[Cal-IPC] Native to South America: Nothoscordum gracile (false garlic, false onionweed) is a perennial herb/ (family Liliaceae) with white flowers and long narrow grasslike leaves which is found in the central western ranges and south coast ranges of California. It is native to South America. False garlic grows in grasslands and spreads via seed and underground bulblets. Seeds are dispersed via wind, water and dumped garden waste. It is highly invasive and difficult to control. If using manual control, dig plants out rather than pulling them as pulling facilitates bulbs to split and multiply. (link added by Mary Ann Machi)

[Wikipedia] Distribution: Native to South America, it is widely naturalized in Australia, USA, South Asia, Southern Europe and Africa. A garden escape, it is a widespread, highly invasive and common weed in gardens that is hard to eradicate. It grows in grasslands, lawns, footpaths, pastures, roadsides and disperses through seed and underground bulblets. Its seeds can be dispersed by wind, water and dumped garden waste.[5] (link added by Mary Ann Machi)

Suggested Citation

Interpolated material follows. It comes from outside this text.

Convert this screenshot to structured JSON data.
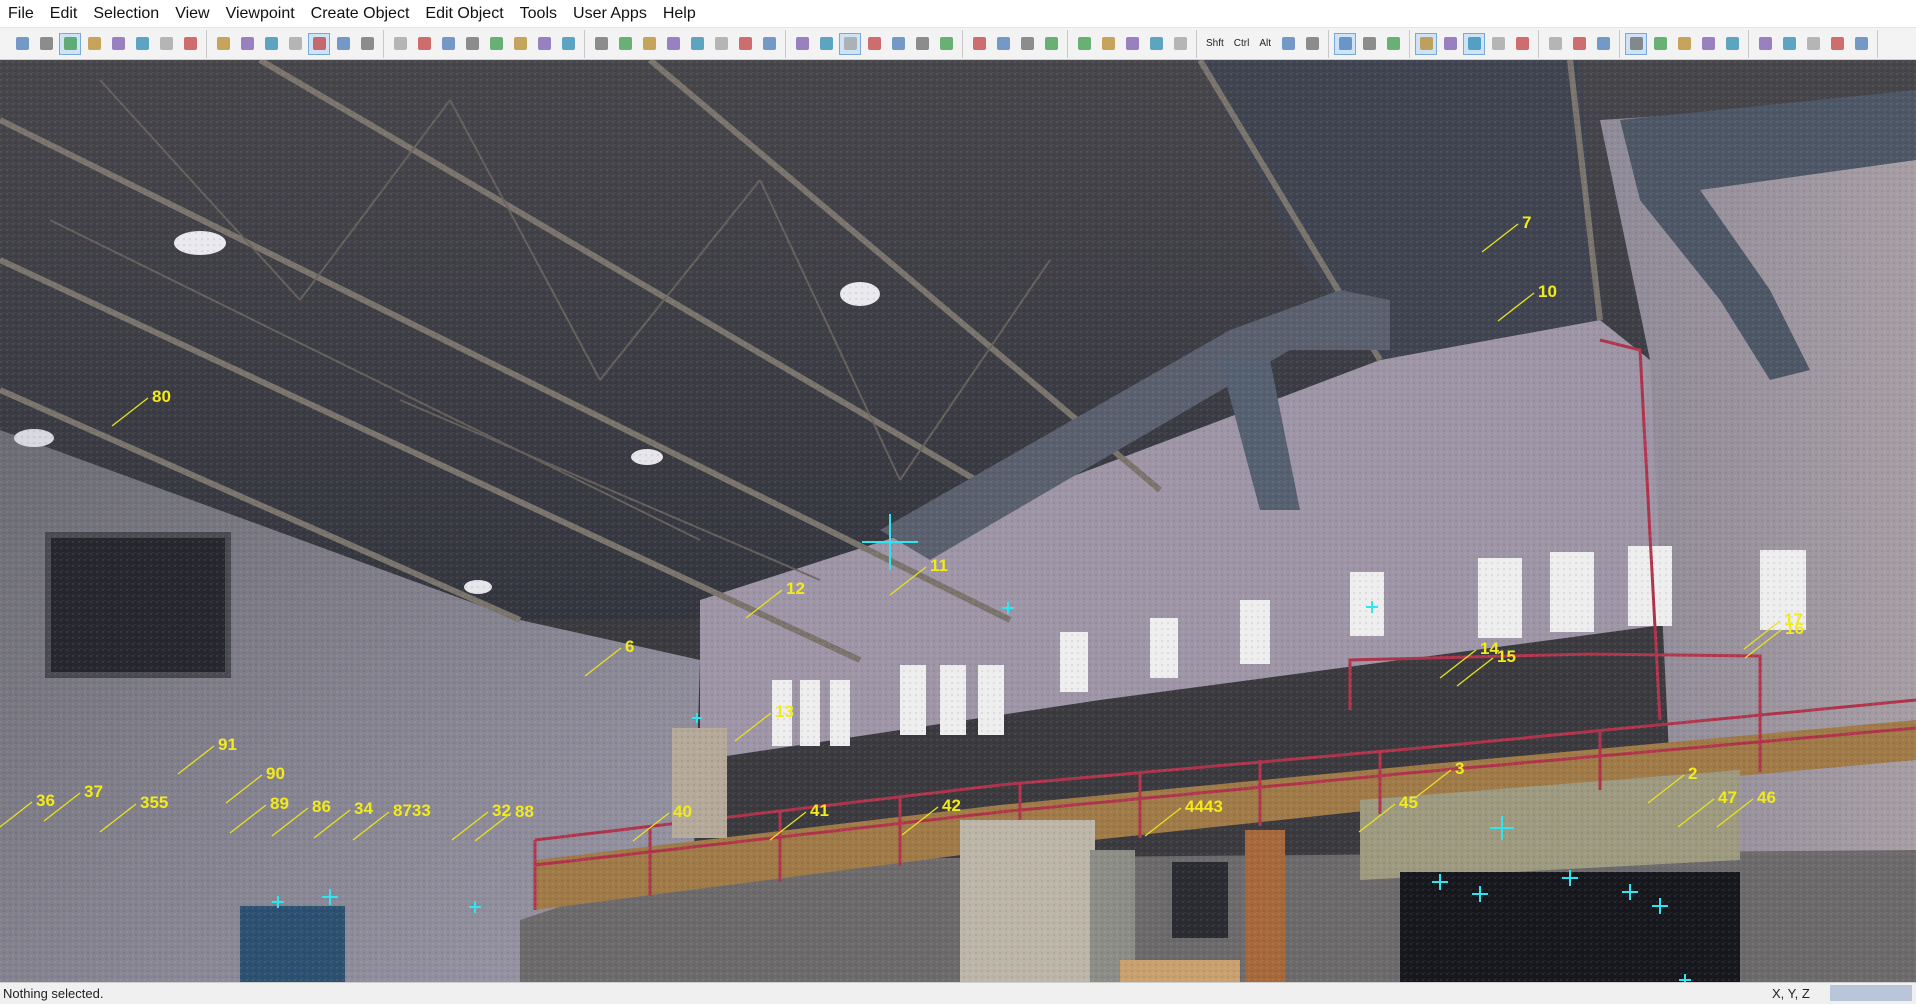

Calflora: Information on California plants for education, research and conservation, with data contributed by public and private institutions and individuals. [web application]. 2024. Berkeley, California: The Calflora Database [a non-profit organization]. Available: https://www.calflora.org/   (Accessed: 07/19/2024).